Home Prof J's Movie Reviews


Sherman, set the way-back machine for 1986. The Prof, his wife-to-be (then his best friend) and several friends sat around a small apartment in Ann Arbor, Michigan, discussing how cool it would be if someone ever made a movie out of the X-Men. We spent hours haggling out who would play what, how it would look, and if it would be worth watching after Hollywood got their hands on it. Well, 14 years later, we know, it looked "cool", and it was well worth it.

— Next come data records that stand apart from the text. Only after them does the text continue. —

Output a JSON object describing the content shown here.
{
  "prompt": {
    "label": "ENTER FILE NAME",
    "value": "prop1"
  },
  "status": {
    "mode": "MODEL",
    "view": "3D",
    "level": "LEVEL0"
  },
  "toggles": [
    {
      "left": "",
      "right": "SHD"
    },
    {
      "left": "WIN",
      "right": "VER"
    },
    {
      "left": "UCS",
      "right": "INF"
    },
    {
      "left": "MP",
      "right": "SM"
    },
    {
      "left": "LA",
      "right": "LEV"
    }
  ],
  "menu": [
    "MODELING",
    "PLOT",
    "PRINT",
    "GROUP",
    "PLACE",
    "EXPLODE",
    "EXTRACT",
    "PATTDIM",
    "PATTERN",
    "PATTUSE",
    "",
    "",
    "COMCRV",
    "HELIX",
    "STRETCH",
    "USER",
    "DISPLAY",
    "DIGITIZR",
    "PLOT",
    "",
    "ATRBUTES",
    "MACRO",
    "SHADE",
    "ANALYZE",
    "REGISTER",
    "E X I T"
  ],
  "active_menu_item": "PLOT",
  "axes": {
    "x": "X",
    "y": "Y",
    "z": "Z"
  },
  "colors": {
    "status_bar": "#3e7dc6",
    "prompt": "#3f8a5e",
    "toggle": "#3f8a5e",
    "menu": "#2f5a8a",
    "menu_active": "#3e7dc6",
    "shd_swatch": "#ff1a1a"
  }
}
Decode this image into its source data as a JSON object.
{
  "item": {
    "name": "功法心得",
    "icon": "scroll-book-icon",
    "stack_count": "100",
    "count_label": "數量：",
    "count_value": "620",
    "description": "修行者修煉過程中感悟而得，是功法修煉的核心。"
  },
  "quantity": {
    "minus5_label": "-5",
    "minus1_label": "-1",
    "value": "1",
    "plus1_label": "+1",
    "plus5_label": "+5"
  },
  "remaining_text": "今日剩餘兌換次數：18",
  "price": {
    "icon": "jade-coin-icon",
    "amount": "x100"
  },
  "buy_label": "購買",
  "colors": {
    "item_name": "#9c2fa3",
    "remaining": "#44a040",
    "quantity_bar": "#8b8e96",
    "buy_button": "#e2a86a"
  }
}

Now, before I start gushing, let me preface this by saying that I'm a long-time X-Men fan. I collected the comics for years and years, although not for quite a while now, and I watched the cartoon religiously, commenting on everything they did "wrong" from my knowledge of the printed version.

The biggest downside of this film is for the non X-men fan. If you don't have prior background knowledge, the film may be a bit confusing at times, may move a bit too fast for you, and may seem a bit light on plot development… this is an accurate feeling. The film is one of the first that is really made with the "fan" in mind, and a lot of the background information that would normally be in the film, isn't, due to someone's decision to cater a bit more to the devotee's of the source material than is common in Hollywood.

That said, let me firmly re-entrench myself into my X-Fan shoes, and say: It was one of the best, if not the best, adaptation of a comic book series ever. The characterizations of everyone in the film is right-on, if a tad bit underdeveloped on-screen. The justification for the actions of the villain is explained just enough to make him a sympathetic soul, and his actions are vile enough to overcome that sympathy. The "heroes" are the kind Marvel was good at: good, but flawed in some way, but striving to come to grips with their personal realities and overcome their flaws. This is why Marvel comics are so popular, they show the "human" side of the superhuman.

This film dives right into the action, and it earned my undying loyalty right off the bat when they announced that they had killed Henry Peter Gyrich, a character I've hated since I was first introduced to him back in The Avengers comics in the mid-80's. But seriously folks… this film is a superb balance of plot and action, of character and special effects. Summer blockbuster? Yup. And with its success, Fox will most likely green-light other comic-oriented movies either in pre-production or merely in planning.

Patrick Stewart and Ian McKellen, as Professor Charles Xavier and Eric Magnus (Magneto) are the bookends of philosophical motivations for the film. Both want to "solve" the problem of humanity's fear of mutants, they just go at it from radically different points of view. Anna Paquin as Rogue is marvelous (but what do you expect from an Academy Award winner, eh?) and Hugh Jackman finally put a face, voice and attitude to everyone's favorite surly character. Add to this James Marsden (Cyclops), Ray Parks (Toad), Halle Berry (Storm), Rebecca Romijn-Stamos (Mystique) and Tyler Mane (Sabertooth) and you have a stew the likes of which the world has never seen, and boy is it tasty!

The rest of the cast is superb, and all right on the money. Some points of comment (there are really too many to list them all): The relationship of Cyclops to Wolverine is dead-on. Tyler Mane is so much Sabertooth it's scary, and so is he. The friction of philosophies between Charles and Magneto is very moving, and rather tense. Halle Berry's wig isn't as bad as you've heard. The Blackbird kicks butt, and I want one. I could go on, but I think you get the idea.

My one bone of contention is so minor I almost don't want to bring it up, but I will. The origin of Rogue has been altered to fit the film, but after remembering her comic origin, it wouldn't have been possible to include it without completely altering the storyline of the film, and it does work as-is, so only a die-hard X-Fanatic is going to even remember it (which I guess labels me).

This film gets a shining, grateful A. While there could have been a bit more for the non-fan, the end product is one that Fox, and X-Men fans alike, can be proud of, and I salute Fox for their intelligence and faith in the spending power of comic book fans. Remember this when Sam Raimi asks for a bit more budget for Spiderman, it's worth it.

Back to the Main Page